So that’s it. Here’s a cactus. It better be alive when I come back.
Katie: Well, I loved the episode. There’s a lot I’d like to talk about sometime in the indeterminate future when I’ve had more time to let the season stew, but at this moment I want to talk about Don’s smile at the end of “Person to Person.” Don’s smile seemed odd to me. It was so long and big and curled at the edges. Was the smile supposed to feel odd? Did Jon Hamm overdo it acting-wise?
Taking into account the facts: 1. Matthew Weiner is an excellent director. He deliberately chose to have Don Draper smile at the end. He could’ve had him stare blankly into the distance, allowing us to project emotion onto his face (a la Greta Garbo in Queen Christina) but he didn’t. Therefore, Matthew Weiner wants the audience to know unequivocally that Don is happy, in that moment. 2. Jon Hamm is an excellent actor. He knows what he’s doing, and he’s in control of his face. (He really has a thousand expressions. For proof in 1 1/2 minutes, see this video of Don Draper saying “what.”)

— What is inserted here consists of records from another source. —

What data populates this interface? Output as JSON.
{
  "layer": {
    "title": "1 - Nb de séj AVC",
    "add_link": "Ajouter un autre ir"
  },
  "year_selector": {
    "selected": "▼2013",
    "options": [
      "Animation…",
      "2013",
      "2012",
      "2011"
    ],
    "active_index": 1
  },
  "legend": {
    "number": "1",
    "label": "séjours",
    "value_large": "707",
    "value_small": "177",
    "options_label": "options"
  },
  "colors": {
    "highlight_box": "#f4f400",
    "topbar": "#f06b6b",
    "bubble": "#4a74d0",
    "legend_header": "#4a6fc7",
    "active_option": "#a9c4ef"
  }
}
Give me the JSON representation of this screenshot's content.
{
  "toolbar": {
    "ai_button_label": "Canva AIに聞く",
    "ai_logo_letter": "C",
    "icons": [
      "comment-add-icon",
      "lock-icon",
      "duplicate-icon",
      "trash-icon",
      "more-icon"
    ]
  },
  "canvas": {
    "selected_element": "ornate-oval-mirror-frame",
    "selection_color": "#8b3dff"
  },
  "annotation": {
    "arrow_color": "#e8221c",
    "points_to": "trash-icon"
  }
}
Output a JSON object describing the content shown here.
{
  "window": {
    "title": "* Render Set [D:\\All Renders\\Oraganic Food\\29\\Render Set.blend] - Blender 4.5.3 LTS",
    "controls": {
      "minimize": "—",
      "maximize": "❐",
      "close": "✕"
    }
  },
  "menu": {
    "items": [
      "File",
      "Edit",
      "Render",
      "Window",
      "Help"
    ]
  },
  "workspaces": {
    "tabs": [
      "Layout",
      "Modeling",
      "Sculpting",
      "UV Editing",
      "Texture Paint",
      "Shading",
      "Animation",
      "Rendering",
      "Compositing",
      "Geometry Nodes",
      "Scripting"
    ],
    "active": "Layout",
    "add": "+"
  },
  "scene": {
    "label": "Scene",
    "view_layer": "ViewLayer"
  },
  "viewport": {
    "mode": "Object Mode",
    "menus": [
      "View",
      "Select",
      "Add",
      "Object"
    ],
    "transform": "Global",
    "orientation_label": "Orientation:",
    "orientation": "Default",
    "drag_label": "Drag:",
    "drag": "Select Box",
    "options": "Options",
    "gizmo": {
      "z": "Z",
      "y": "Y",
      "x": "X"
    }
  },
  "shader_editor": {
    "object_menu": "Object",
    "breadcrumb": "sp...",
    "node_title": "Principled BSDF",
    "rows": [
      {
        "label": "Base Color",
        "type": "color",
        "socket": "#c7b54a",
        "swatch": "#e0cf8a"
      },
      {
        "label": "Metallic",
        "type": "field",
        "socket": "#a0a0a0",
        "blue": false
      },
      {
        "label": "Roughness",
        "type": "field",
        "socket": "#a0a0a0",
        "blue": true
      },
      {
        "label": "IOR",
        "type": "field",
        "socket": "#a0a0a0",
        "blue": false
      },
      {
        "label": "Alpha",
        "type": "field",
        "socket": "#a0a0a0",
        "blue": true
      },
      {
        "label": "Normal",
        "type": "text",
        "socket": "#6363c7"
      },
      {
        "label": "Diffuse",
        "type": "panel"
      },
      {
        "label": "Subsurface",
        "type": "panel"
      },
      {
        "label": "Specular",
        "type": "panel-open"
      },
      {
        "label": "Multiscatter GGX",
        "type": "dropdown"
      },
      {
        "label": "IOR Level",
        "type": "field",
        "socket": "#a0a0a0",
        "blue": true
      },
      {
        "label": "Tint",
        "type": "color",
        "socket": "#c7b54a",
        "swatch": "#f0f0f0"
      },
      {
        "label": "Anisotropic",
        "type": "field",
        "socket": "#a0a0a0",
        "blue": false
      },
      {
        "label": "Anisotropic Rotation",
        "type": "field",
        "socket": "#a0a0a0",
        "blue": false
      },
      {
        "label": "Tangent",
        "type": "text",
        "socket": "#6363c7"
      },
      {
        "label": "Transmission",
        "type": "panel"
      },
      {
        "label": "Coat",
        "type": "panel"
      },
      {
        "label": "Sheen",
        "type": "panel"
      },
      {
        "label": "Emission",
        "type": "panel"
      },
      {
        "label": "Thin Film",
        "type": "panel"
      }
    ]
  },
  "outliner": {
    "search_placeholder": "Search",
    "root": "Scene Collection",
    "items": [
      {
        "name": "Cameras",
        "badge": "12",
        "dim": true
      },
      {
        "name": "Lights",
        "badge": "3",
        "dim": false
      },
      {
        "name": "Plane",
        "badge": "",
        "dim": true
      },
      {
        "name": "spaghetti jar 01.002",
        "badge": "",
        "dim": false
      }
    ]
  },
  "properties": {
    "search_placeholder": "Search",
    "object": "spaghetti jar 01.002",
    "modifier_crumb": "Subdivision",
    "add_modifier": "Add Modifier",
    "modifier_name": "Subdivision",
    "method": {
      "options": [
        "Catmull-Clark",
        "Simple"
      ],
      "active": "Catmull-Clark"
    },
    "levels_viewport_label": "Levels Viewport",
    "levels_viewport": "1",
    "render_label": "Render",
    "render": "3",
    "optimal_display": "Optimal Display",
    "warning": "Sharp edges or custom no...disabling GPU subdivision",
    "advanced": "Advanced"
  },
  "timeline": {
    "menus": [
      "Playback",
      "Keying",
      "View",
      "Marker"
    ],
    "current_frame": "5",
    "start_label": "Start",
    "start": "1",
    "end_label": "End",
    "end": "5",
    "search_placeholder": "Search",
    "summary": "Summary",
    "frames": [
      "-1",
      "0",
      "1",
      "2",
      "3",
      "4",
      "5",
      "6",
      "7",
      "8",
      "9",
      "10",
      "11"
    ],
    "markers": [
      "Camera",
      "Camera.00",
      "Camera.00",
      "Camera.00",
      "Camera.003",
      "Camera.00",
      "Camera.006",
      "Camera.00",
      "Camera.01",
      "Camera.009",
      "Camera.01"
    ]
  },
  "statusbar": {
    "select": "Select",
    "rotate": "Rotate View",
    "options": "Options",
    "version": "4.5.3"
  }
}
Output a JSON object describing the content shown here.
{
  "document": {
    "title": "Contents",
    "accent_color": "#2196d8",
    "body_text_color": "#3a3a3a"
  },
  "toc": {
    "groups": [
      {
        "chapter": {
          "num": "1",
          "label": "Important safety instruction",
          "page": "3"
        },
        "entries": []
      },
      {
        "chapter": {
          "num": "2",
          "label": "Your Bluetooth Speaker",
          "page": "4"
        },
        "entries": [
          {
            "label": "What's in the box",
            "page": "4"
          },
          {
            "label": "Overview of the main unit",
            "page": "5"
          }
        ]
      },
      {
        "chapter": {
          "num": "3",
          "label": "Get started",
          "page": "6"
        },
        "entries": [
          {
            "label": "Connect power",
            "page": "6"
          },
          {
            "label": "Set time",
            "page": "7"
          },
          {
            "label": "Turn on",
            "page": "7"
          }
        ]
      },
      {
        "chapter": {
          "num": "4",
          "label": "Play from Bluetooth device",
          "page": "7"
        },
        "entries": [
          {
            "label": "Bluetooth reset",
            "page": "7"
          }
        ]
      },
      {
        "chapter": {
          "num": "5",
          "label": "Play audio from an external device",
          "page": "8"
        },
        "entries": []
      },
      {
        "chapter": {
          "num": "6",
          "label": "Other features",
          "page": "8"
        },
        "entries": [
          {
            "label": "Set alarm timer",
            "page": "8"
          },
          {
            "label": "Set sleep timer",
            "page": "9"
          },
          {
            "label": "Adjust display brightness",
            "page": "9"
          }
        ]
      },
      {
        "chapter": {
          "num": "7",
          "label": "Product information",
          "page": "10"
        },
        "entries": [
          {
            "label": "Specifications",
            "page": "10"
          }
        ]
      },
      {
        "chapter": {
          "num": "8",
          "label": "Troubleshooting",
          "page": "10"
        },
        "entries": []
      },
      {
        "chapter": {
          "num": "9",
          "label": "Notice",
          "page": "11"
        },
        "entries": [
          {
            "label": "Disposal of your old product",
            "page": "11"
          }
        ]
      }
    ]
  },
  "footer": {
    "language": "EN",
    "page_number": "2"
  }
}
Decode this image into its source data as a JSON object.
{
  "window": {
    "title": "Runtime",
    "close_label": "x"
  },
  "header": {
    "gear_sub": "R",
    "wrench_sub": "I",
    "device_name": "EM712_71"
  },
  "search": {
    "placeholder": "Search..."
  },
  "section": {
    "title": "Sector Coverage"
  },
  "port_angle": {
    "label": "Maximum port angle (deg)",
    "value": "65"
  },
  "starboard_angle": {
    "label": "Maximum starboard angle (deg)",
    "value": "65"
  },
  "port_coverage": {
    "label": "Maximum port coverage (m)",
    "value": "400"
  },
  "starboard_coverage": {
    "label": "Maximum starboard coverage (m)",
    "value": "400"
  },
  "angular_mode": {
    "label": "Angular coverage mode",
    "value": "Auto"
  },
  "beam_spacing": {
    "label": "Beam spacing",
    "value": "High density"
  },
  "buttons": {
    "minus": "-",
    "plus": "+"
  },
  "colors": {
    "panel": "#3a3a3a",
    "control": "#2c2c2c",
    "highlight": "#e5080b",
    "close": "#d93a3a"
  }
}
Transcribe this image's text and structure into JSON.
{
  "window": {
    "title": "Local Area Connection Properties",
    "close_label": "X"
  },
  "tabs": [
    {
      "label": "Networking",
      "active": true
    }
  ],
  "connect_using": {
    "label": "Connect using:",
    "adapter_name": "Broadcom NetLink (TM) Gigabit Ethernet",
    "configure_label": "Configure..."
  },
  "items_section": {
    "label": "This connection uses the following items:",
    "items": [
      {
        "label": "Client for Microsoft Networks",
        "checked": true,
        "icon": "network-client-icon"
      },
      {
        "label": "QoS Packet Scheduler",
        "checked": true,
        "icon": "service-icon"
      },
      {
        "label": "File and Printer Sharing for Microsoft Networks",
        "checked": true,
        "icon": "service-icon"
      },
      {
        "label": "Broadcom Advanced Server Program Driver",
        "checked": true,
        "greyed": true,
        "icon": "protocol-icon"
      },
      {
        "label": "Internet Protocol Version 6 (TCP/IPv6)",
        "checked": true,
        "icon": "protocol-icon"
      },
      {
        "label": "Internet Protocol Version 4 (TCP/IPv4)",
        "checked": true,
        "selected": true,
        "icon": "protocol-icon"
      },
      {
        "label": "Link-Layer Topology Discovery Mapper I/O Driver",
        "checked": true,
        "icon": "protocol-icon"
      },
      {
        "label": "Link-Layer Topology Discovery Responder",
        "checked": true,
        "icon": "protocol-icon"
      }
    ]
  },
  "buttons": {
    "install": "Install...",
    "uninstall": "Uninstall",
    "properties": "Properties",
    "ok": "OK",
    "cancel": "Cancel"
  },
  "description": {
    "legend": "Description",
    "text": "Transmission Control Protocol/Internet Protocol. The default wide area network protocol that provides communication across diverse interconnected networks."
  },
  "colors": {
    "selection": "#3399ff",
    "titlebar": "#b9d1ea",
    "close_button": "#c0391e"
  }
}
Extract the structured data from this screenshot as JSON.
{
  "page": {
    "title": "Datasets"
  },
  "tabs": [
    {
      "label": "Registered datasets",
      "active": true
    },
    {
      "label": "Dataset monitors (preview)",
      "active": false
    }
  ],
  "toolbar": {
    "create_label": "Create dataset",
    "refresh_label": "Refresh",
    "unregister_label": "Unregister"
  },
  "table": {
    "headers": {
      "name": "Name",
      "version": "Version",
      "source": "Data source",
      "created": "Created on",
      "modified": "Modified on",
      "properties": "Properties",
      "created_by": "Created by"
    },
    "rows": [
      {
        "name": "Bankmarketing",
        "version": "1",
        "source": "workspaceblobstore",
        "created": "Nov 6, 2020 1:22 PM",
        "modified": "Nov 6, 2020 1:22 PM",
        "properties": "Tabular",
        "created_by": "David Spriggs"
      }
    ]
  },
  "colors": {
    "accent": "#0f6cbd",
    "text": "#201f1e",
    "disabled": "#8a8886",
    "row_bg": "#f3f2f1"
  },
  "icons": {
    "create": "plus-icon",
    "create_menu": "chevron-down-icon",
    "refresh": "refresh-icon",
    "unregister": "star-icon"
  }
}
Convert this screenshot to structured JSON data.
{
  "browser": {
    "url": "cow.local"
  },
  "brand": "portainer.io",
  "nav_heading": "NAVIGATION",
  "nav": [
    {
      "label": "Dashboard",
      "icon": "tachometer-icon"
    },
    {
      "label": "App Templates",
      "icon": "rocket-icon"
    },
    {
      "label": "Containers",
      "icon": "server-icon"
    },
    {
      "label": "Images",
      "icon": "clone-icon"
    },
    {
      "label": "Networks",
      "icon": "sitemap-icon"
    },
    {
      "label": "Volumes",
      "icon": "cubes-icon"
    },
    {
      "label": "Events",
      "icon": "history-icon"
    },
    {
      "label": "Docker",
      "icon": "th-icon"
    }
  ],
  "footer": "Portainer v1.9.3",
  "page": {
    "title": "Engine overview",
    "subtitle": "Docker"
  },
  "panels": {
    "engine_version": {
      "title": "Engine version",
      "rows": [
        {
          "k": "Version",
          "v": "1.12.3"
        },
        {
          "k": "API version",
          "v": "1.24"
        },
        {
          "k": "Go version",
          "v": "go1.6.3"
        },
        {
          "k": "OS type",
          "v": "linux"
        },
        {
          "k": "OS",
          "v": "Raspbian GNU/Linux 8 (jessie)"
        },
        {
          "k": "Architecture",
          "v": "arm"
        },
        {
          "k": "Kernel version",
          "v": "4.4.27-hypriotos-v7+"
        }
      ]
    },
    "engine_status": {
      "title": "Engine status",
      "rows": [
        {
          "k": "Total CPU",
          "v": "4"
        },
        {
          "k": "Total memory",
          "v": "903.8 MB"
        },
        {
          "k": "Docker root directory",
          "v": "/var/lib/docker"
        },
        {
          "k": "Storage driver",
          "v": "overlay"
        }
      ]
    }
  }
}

So what made me feel so weird about Don’s smile? Simply the fact that I hadn’t seen it before. In 7 seasons of Jon Hamm acting the heck out of the role of Donald Draper, I’d never, ever seen that smile before. That’s the point though. Don/Dick has never felt like this before. It’s a newer, truer, type of happiness that we can’t even recognize on him.
To an extent, I feel the same way about the entire finale episode as I do about Don’s smile. At first, the episode felt odd. I loved the scene with Don and Betty, the scene with Don and Peggy, the scene with Peggy and Stan, and on and on and on. I loved everything. But I’m not used to feeling unwaveringly happy about an episode of Mad Men. It kind of put me off.
Then I go back to Leonard in the sharing circle, talking about the love that his family and the people around him try to give him, but he can’t recognize it. And then I think, why can’t I just love an episode that is giving so much to me. Why should it feel odd? It’s a loving, hopeful finale, and it’s ok to feel that way about it.
Jane: Last week after “The Milk and Honey Route”, I realized that I had no interest in predicting how Mad Men would end. I hate endings. I was prepared to be sad about Mad Men’s departure from my life but I wasn’t prepared by how devastated I would be. No other piece of art has affected me this profoundly and I feel like dissecting it will ruin it somehow. I was prepared to love anything Matt Weiner threw at me. And I did. It’s his TV show. He gave us the gift of Mad Men for seven wonderful, brilliant seasons. I will say that I didn’t find the ending as positive as you ladies and that’s OK. It meant something to all of us and that’s important.
What surprised me most about last episodes was how haunted I am by the ghost of Betty Draper. I would have never expected to be as affected by her death. The image of Betty, walking up the steps of the college, knowing she would never finish is burned into me. It’s her smile at that moment that will stay with me. She is finally starting her own adventure. What will also stay with me was Betty’s wish to have Bobby and Gene stay with her brother and sister-in-law. A lot has been said about what a terrible mother Betty is. However, her instinct to protect Sally from turning into herself shows a self awareness and love for her daughter that I didn’t think was possible from Betty Draper.
A few weeks ago, I thought I’d have piles and piles to say about the ending of Mad Men but I don’t. I’d rather just feel it. I’m just so grateful it exists.